I think the 2009 meta-analysis by Dr. Amy Elleman, Et, al. Is very interesting in comparison to the Marulis study. This meta-analysis looked at 37 kindergarten to grade 12 studies, and specifically focused on comprehension outcomes. Their study found a mean effect size of .10 on reading comprehension results for teaching vocabulary. This was the only vocabulary meta-analysis that focused on comprehension. Moreover, it looked at higher grades than the other studies. For this reason, I think it is fair to say that the research evidence for teaching extended vocabulary, vocabulary in the later grades, or for comprehension purposes, appears weaker. Theoretically I think it makes more sense to teach vocabulary comprehension through morphology, however, the research evidence is also weak in this regard. My secondary meta-analysis of morphology instruction showed a mean ES of .18 for comprehension outcomes. That being said, the Elleman meta-analysis did show greater effect sizes for at-risk readers, with a mean impact of 1.23, further reinforcing the fact that vocabulary instruction appears to have a strong impact for struggling readers. Similarly to the Ellman and Marulis meta-analyses, the 1990 Marmolejo, the 1987 Foster and the 1986 Arnold meta-analyses also showed higher effect sizes for teaching vocabulary to struggling and disabled readers. 
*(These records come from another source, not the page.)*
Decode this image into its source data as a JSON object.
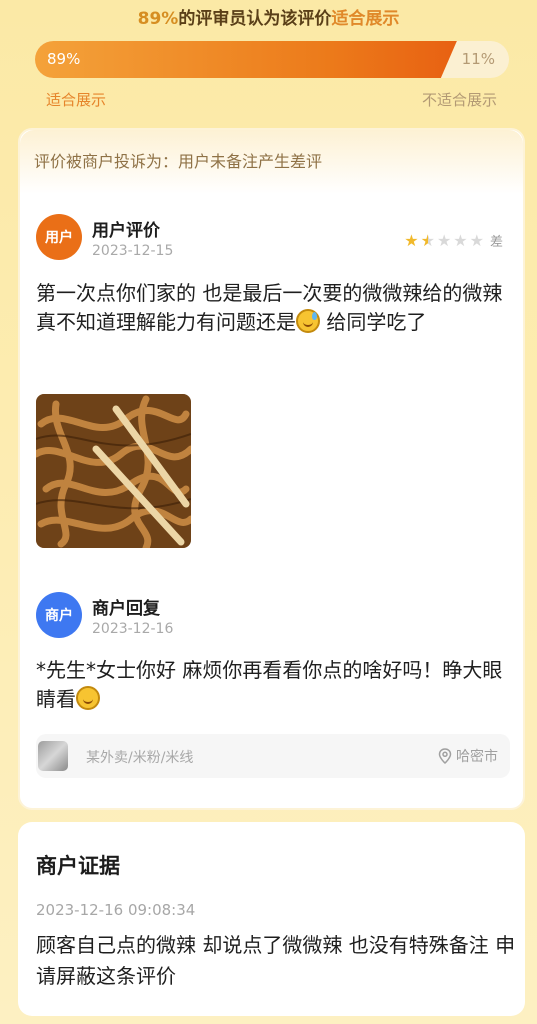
{
  "headline": {
    "pct": "89%",
    "middle": "的评审员认为该评价",
    "highlight": "适合展示"
  },
  "vote": {
    "agree_fraction": 0.89,
    "agree_label": "89%",
    "disagree_label": "11%",
    "yes_text": "适合展示",
    "no_text": "不适合展示"
  },
  "complaint": {
    "text": "评价被商户投诉为：用户未备注产生差评"
  },
  "review": {
    "avatar_text": "用户",
    "author": "用户评价",
    "date": "2023-12-15",
    "rating": 1.5,
    "rating_max": 5,
    "rating_word": "差",
    "text_before_emoji": "第一次点你们家的 也是最后一次要的微微辣给的微辣 真不知道理解能力有问题还是",
    "text_after_emoji": " 给同学吃了",
    "emoji_icon": "sweat-smile-emoji"
  },
  "reply": {
    "avatar_text": "商户",
    "author": "商户回复",
    "date": "2023-12-16",
    "text": "*先生*女士你好 麻烦你再看看你点的啥好吗！睁大眼睛看",
    "emoji_icon": "smiling-emoji"
  },
  "shop": {
    "category": "某外卖/米粉/米线",
    "location": "哈密市",
    "location_icon": "location-pin-icon"
  },
  "evidence": {
    "title": "商户证据",
    "time": "2023-12-16 09:08:34",
    "text": "顾客自己点的微辣 却说点了微微辣 也没有特殊备注 申请屏蔽这条评价"
  },
  "colors": {
    "accent": "#ec7a1a",
    "user_avatar": "#ea6f17",
    "shop_avatar": "#3e78f1",
    "star": "#f1b92b"
  }
}
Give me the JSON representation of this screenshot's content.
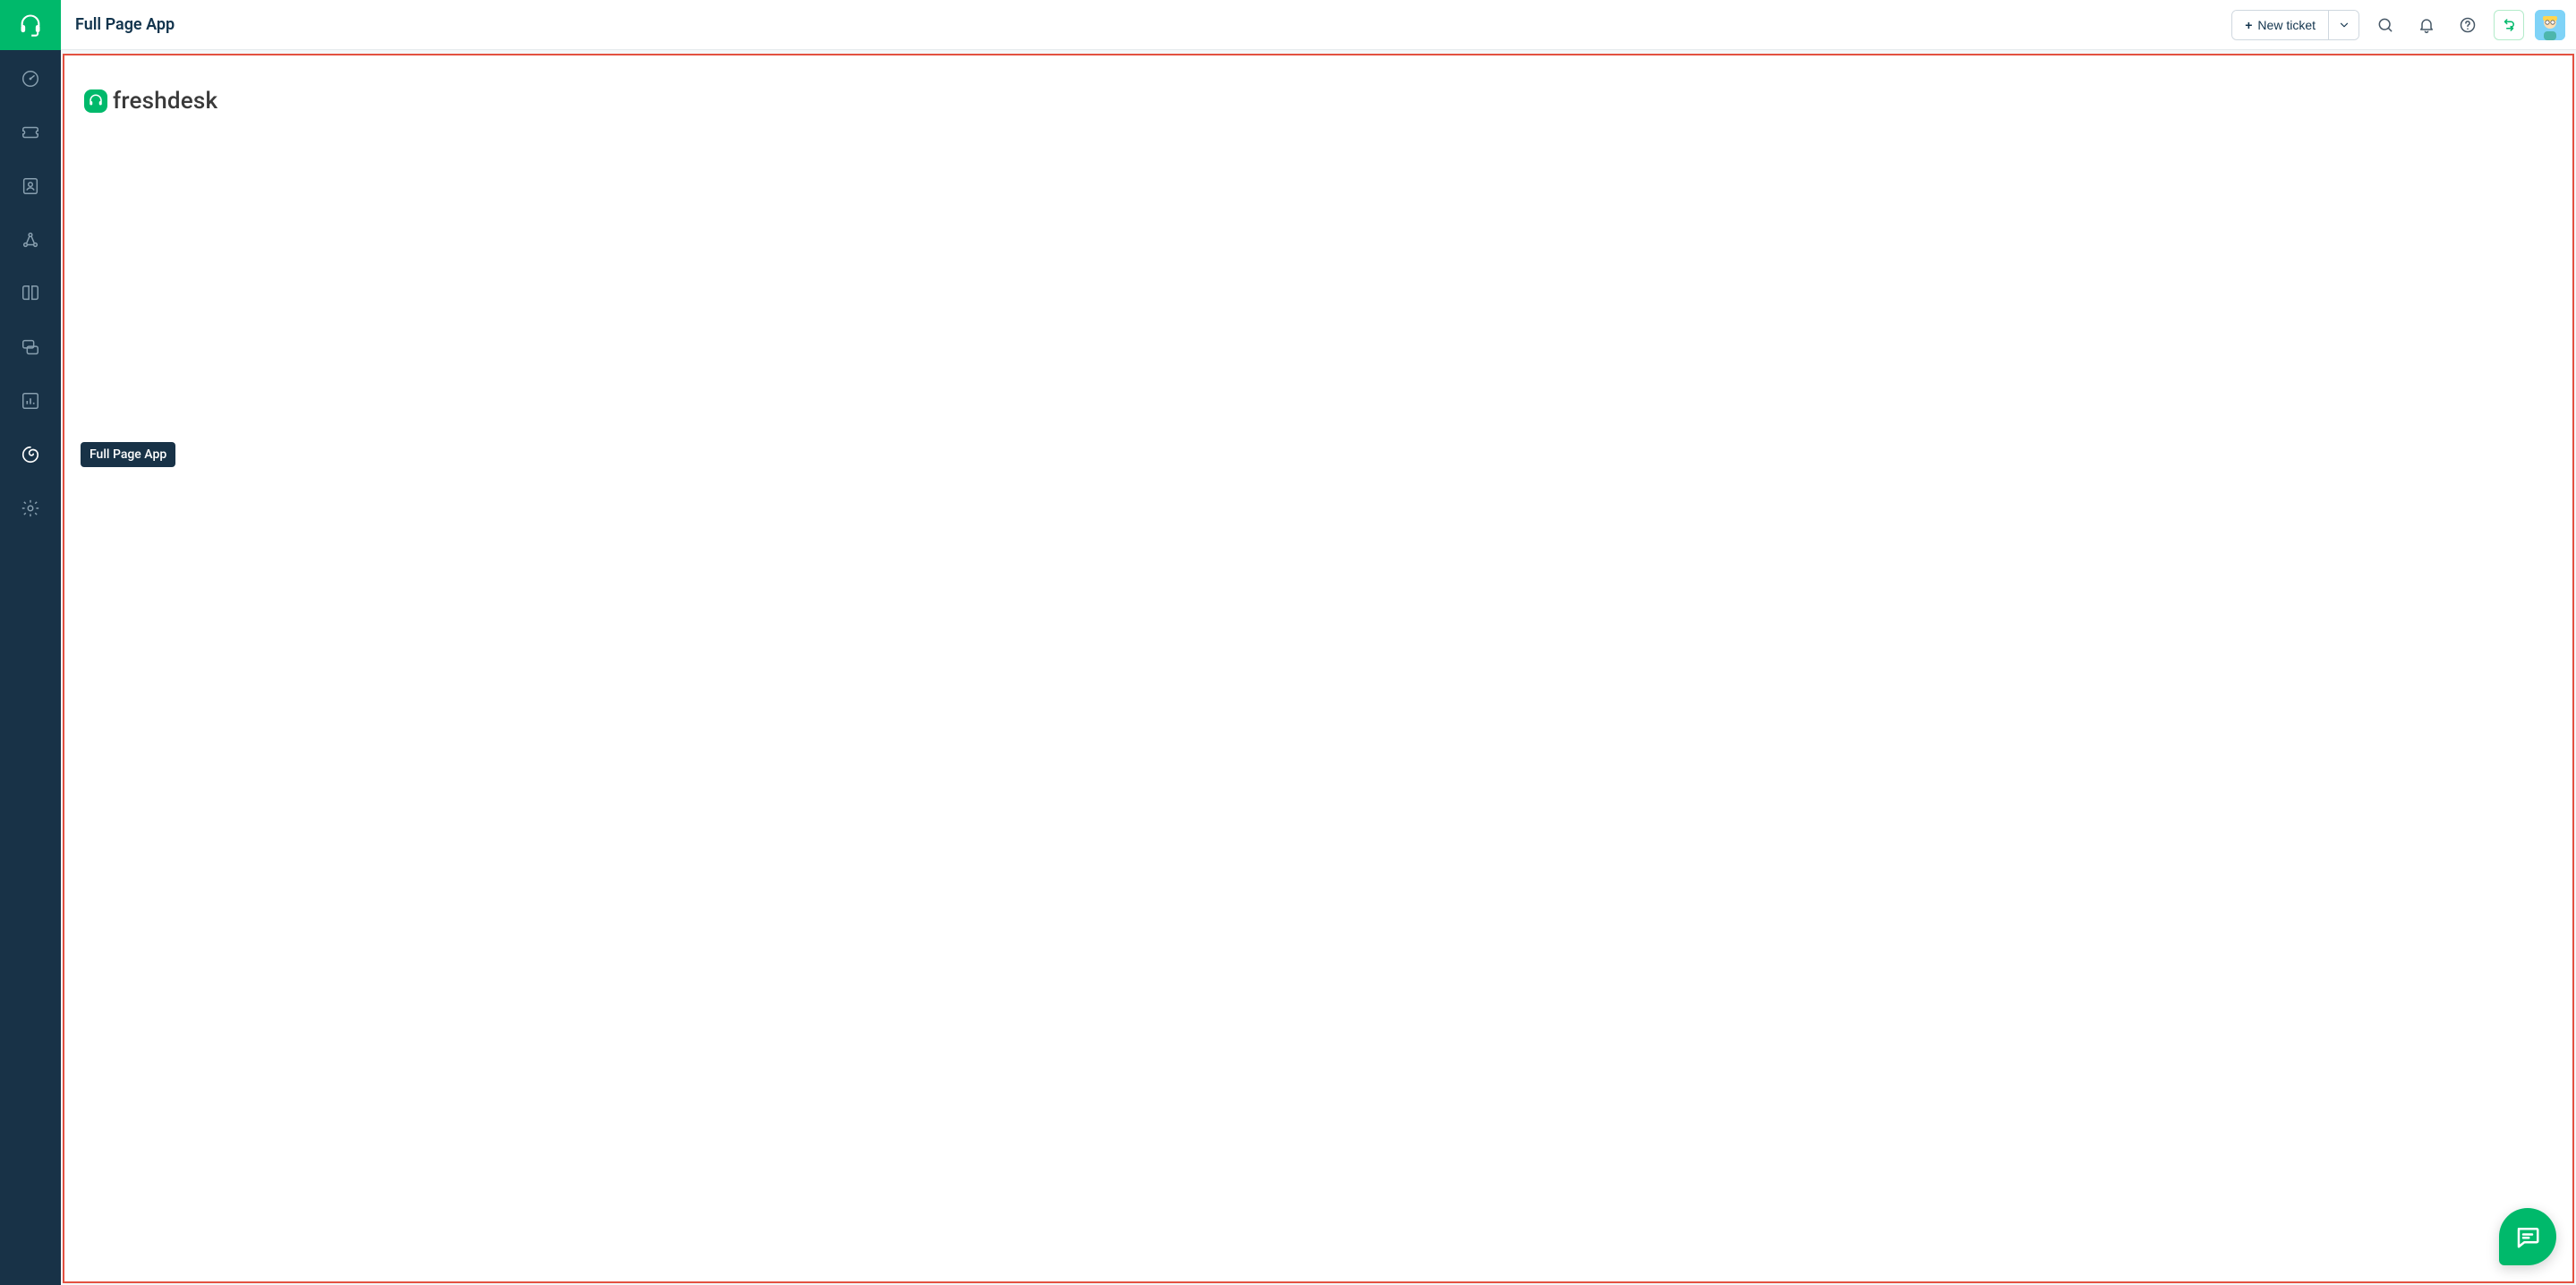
{
  "header": {
    "title": "Full Page App",
    "new_ticket_label": "New ticket"
  },
  "sidebar": {
    "items": [
      {
        "name": "dashboard",
        "icon": "gauge-icon"
      },
      {
        "name": "tickets",
        "icon": "ticket-icon"
      },
      {
        "name": "contacts",
        "icon": "contact-icon"
      },
      {
        "name": "social",
        "icon": "network-icon"
      },
      {
        "name": "solutions",
        "icon": "book-icon"
      },
      {
        "name": "forums",
        "icon": "chat-bubbles-icon"
      },
      {
        "name": "analytics",
        "icon": "bar-chart-icon"
      },
      {
        "name": "full-page-app",
        "icon": "swirl-icon",
        "active": true,
        "tooltip": "Full Page App"
      },
      {
        "name": "admin",
        "icon": "gear-icon"
      }
    ]
  },
  "content": {
    "app_brand": "freshdesk"
  },
  "tooltip_text": "Full Page App"
}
As you can see from the above chart, the impact of vocabulary instruction for struggling readers is very high. For comparison, the NRP phonics meta-analysis found a mean effect size of .44 for struggling and disabled readers, my phonics meta-analysis also found a mean ES of .44 for struggling and disabled readers, and my secondary meta-analysis of morphology instruction found a mean ES of .55 for struggling readers. 

 

With all of this in mind, I think a couple of practical recommendations can be made based on the current state of the scientific literature. Vocabulary instruction should be limited, however, is likely necessary in the primary grades, and for struggling readers. That being said, I do not think we currently have enough research to definitively answer several important questions, including: How best should the 100 most commonly used words be taught, what is the impact of teaching vocabulary in different grades, how much vocabulary instruction is too much. This is important to keep in mind, as I think it shows that recommendations made in this regard are likely to be theoretical and not scientifically based.


Witten by Nathaniel Hansford

Last Edited, 2022-05-3
 

References:

T, Shanahan. (2022). Should I teach students to memorize sight words and monitor their progress? Shanahan On Literacy. Retrieved from <https://www.shanahanonliteracy.com/blog/should-i-teach-students-to-memorize-sight-words-and-monitor-their-progress#sthash.IH1y9src.dpbs>. 

 

Marulis, Loren & Neuman, Susan. (2010). The Effects of Vocabulary Intervention on Young Children’s Word Learning A Meta-Analysis. Review of Educational Research. 80. 300-335. 10.3102/0034654310377087. 

Browder, Diane & Xin, Yan Ping. (1998). A Meta-Analysis and Review of Sight Word Research and Its Implications for Teaching Functional Reading to Individuals with Moderate and Severe Disabilities. The Journal of Special Education. 32. 130-153. 10.1177/002246699803200301. 

 

Elleman, Amy & Lindo, Endia & Morphy, Paul & Compton, Donald. (2009). The Impact of Vocabulary Instruction on Passage-Level Comprehension of School-Age Children: A Meta-Analysis. Journal of Research on Educational Effectiveness. 2. 1-44. 10.1080/19345740802539200. 

 

J, Hattie. (2022). Vocabulary Instruction. Visible Learning Metax. Retrieved from <https://www.visiblelearningmetax.com/influences/view/vocabulary_programs>. 

 

  

Browder DM, Xin YP. A Meta-Analysis and Review of Sight Word Research and Its Implications for Teaching Functional Reading to Individuals with Moderate and Severe Disabilities. The Journal of Special Education. 1998;32(3):130-153. doi:10.1177/002246699803200301